What is known and can be controlled about teaching and learning, even in the face of a pandemic? Whether school opens remotely or face to face, a fundamental question remains for every school district in the country: “What are students to know and be able to do in reading, writing, math, science, and other important disciplines at each grade level or course?” Last spring, the rush to remote learning left many teachers answering this question in isolation from the broader district curriculum. Student learning outcomes became largely dependent upon the quality and will of the teacher. We must do better. Our students cannot afford to lose months of learning again this school year.
We cannot “pick up” where we left off nor can we spend weeks reteaching the previous year’s content and risk deepening learning gaps among our most
Strategic planning must lead to student readiness “for” and learning “of” grade-level content standards this year. This task will not be easy. District leadership should create teacher teams led by content experts to identify the essential learning expectations for this year. Based on those grade-level expectations, districts teams can then backward map pre-requisite learning from the previous grade-level content standards to guide teaching and learning for the coming school year. Decisions gleaned from this work will inform revisions to written curriculum documents such as a scope and sequence and become the “concrete” learning focus that will benefit both teachers, students, and their families. Successful planning must also result in a defined curriculum delivered using either a synchronous or asynchronous approach to ensure equitable access.
While many states and districts are necessarily putting standardized testing on hold for the moment, teachers can use existing formative data to guide instruction. Specifically, teachers can use formative data that details student learning proficiency toward standards-based knowledge and skill to further identify pre-requisite learning priorities to address individual student needs.
Most districts offer teacher professional training to learn technology platforms and tools to deliver curriculum, essential topics worthy of our time. But don’t forget the time needed for teacher training and collaboration to ensure understanding of the revised written curriculum and the alignment to district instructional resources and assessments. Districts who have completed the foundational work of identifying essential grade-level standards will have an advantage. For those who have not, external expert support may be needed. FourPoint has partnered with districts on this crucial work. While the task is not easy, teachers often report the process as one of their most beneficial professional learning experiences.
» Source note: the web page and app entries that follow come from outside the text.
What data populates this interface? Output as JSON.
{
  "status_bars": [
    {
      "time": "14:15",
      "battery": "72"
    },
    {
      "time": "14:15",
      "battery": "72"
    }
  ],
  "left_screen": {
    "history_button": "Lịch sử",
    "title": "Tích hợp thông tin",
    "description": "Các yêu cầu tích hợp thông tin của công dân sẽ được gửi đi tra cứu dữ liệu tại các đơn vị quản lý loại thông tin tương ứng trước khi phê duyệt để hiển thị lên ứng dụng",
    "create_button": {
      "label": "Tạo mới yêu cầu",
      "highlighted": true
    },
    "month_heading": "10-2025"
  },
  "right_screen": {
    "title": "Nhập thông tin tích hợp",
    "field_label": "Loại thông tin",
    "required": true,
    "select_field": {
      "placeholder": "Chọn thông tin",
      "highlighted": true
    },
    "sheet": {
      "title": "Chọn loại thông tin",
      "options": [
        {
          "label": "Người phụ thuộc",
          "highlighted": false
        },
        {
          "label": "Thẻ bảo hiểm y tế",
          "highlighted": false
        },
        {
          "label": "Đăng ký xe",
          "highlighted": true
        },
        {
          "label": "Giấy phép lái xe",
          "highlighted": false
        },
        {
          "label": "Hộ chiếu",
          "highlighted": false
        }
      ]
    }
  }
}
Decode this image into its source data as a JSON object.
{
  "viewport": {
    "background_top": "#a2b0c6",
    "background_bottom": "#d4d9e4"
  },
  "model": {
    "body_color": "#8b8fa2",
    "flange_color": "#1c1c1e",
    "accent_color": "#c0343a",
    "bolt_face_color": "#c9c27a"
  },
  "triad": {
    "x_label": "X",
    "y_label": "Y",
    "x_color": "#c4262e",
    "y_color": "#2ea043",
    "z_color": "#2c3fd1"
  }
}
Amid critical decisions needed to open schools in the fall, I challenge you to spend some time focused on that fundamental question, “What are students to know and be able to do in reading, writing, math, science, and other important disciplines at each grade level or course? Our students deserve it!